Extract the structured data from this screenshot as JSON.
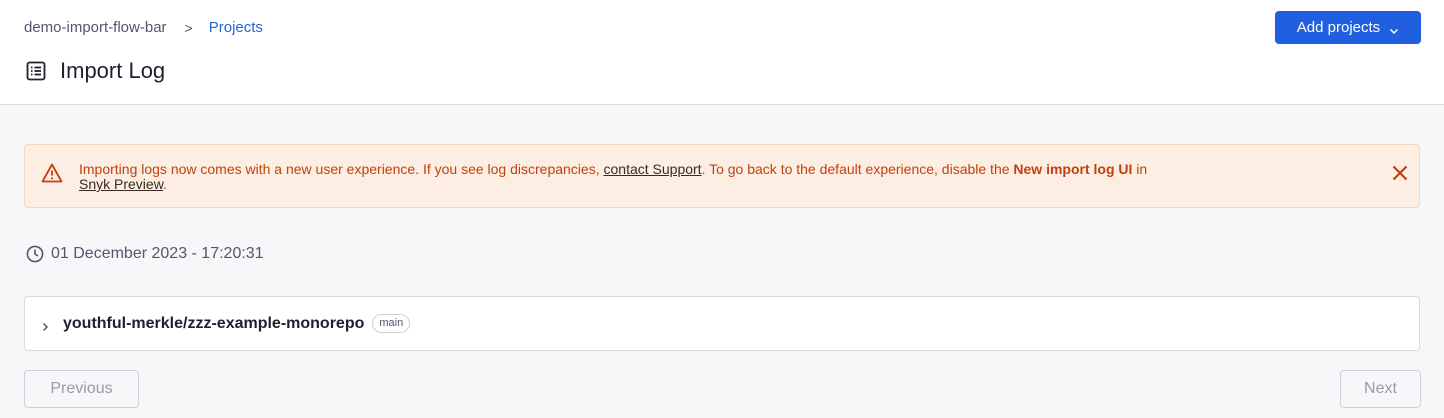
{
  "header": {
    "breadcrumb": {
      "org": "demo-import-flow-bar",
      "separator": ">",
      "current": "Projects"
    },
    "title": "Import Log",
    "add_projects_label": "Add projects"
  },
  "banner": {
    "text_1": "Importing logs now comes with a new user experience. If you see log discrepancies, ",
    "link_support": "contact Support",
    "text_2": ". To go back to the default experience, disable the ",
    "bold_setting": "New import log UI",
    "text_3": " in ",
    "link_preview": "Snyk Preview",
    "text_4": "."
  },
  "log": {
    "timestamp": "01 December 2023 - 17:20:31",
    "entries": [
      {
        "repo": "youthful-merkle/zzz-example-monorepo",
        "branch": "main"
      }
    ]
  },
  "pagination": {
    "previous_label": "Previous",
    "next_label": "Next"
  },
  "colors": {
    "accent": "#1f5fe0",
    "link": "#2563d9",
    "warning_text": "#c2410c",
    "warning_bg": "#fdeee3"
  },
  "icons": {
    "title": "list-icon",
    "dropdown": "chevron-down-icon",
    "banner": "warning-triangle-icon",
    "close": "close-icon",
    "timestamp": "clock-icon",
    "expand": "chevron-right-icon"
  }
}
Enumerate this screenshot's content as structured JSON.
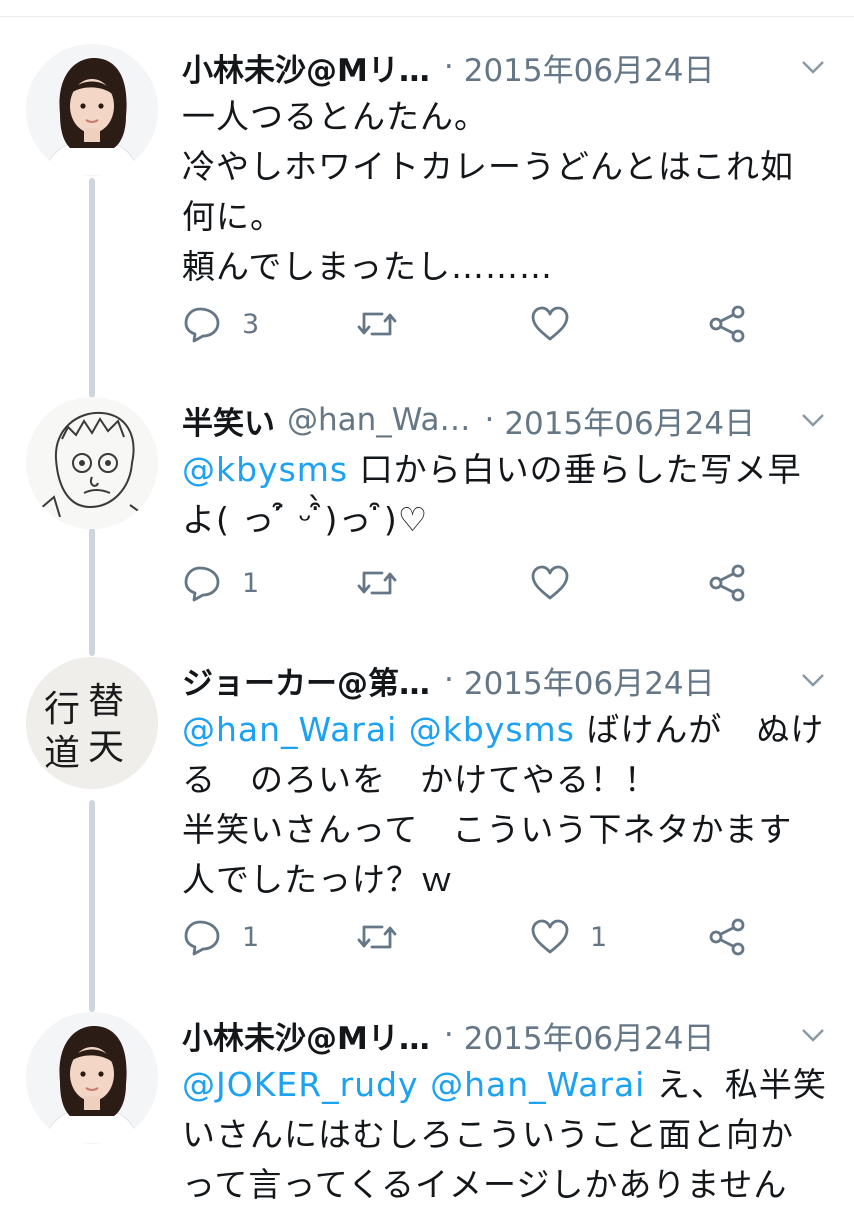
{
  "tweets": [
    {
      "name": "小林未沙@Mリ…",
      "handle": "",
      "dot": "·",
      "date": "2015年06月24日",
      "avatar_icon": "woman-portrait",
      "mentions": [],
      "text_lines": [
        "一人つるとんたん。",
        "冷やしホワイトカレーうどんとはこれ如",
        "何に。",
        "頼んでしまったし………"
      ],
      "reply_count": "3",
      "like_count": ""
    },
    {
      "name": "半笑い",
      "handle": "@han_Wa…",
      "dot": "·",
      "date": "2015年06月24日",
      "avatar_icon": "cartoon-face-drawing",
      "mentions": [
        "@kbysms"
      ],
      "text_lines": [
        " 口から白いの垂らした写メ早",
        "よ( っ ͒́ ᵕ ͒̀)っ ͒)♡"
      ],
      "reply_count": "1",
      "like_count": ""
    },
    {
      "name": "ジョーカー@第…",
      "handle": "",
      "dot": "·",
      "date": "2015年06月24日",
      "avatar_icon": "calligraphy-替天行道",
      "avatar_text": [
        "替",
        "天",
        "行",
        "道"
      ],
      "mentions": [
        "@han_Warai",
        "@kbysms"
      ],
      "text_lines": [
        " ばけんが　ぬけ",
        "る　のろいを　かけてやる！！",
        "半笑いさんって　こういう下ネタかます",
        "人でしたっけ？ｗ"
      ],
      "reply_count": "1",
      "like_count": "1"
    },
    {
      "name": "小林未沙@Mリ…",
      "handle": "",
      "dot": "·",
      "date": "2015年06月24日",
      "avatar_icon": "woman-portrait",
      "mentions": [
        "@JOKER_rudy",
        "@han_Warai"
      ],
      "text_lines": [
        " え、私半笑",
        "いさんにはむしろこういうこと面と向か",
        "って言ってくるイメージしかありません"
      ],
      "reply_count": "",
      "like_count": ""
    }
  ]
}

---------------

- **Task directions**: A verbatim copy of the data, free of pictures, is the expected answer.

- **Response box**:
Extract the structured data from this screenshot as JSON.
{
  "header": {
    "breadcrumb": {
      "org": "demo-import-flow-bar",
      "separator": ">",
      "current": "Projects"
    },
    "title": "Import Log",
    "add_projects_label": "Add projects"
  },
  "banner": {
    "text_1": "Importing logs now comes with a new user experience. If you see log discrepancies, ",
    "link_support": "contact Support",
    "text_2": ". To go back to the default experience, disable the ",
    "bold_setting": "New import log UI",
    "text_3": " in ",
    "link_preview": "Snyk Preview",
    "text_4": "."
  },
  "log": {
    "timestamp": "01 December 2023 - 17:20:31",
    "entries": [
      {
        "repo": "youthful-merkle/zzz-example-monorepo",
        "branch": "main"
      }
    ]
  },
  "pagination": {
    "previous_label": "Previous",
    "next_label": "Next"
  },
  "colors": {
    "accent": "#1f5fe0",
    "link": "#2563d9",
    "warning_text": "#c2410c",
    "warning_bg": "#fdeee3"
  },
  "icons": {
    "title": "list-icon",
    "dropdown": "chevron-down-icon",
    "banner": "warning-triangle-icon",
    "close": "close-icon",
    "timestamp": "clock-icon",
    "expand": "chevron-right-icon"
  }
}
Enumerate this screenshot's content as structured JSON.
{
  "tweets": [
    {
      "name": "小林未沙@Mリ…",
      "handle": "",
      "dot": "·",
      "date": "2015年06月24日",
      "avatar_icon": "woman-portrait",
      "mentions": [],
      "text_lines": [
        "一人つるとんたん。",
        "冷やしホワイトカレーうどんとはこれ如",
        "何に。",
        "頼んでしまったし………"
      ],
      "reply_count": "3",
      "like_count": ""
    },
    {
      "name": "半笑い",
      "handle": "@han_Wa…",
      "dot": "·",
      "date": "2015年06月24日",
      "avatar_icon": "cartoon-face-drawing",
      "mentions": [
        "@kbysms"
      ],
      "text_lines": [
        " 口から白いの垂らした写メ早",
        "よ( っ ͒́ ᵕ ͒̀)っ ͒)♡"
      ],
      "reply_count": "1",
      "like_count": ""
    },
    {
      "name": "ジョーカー@第…",
      "handle": "",
      "dot": "·",
      "date": "2015年06月24日",
      "avatar_icon": "calligraphy-替天行道",
      "avatar_text": [
        "替",
        "天",
        "行",
        "道"
      ],
      "mentions": [
        "@han_Warai",
        "@kbysms"
      ],
      "text_lines": [
        " ばけんが　ぬけ",
        "る　のろいを　かけてやる！！",
        "半笑いさんって　こういう下ネタかます",
        "人でしたっけ？ｗ"
      ],
      "reply_count": "1",
      "like_count": "1"
    },
    {
      "name": "小林未沙@Mリ…",
      "handle": "",
      "dot": "·",
      "date": "2015年06月24日",
      "avatar_icon": "woman-portrait",
      "mentions": [
        "@JOKER_rudy",
        "@han_Warai"
      ],
      "text_lines": [
        " え、私半笑",
        "いさんにはむしろこういうこと面と向か",
        "って言ってくるイメージしかありません"
      ],
      "reply_count": "",
      "like_count": ""
    }
  ]
}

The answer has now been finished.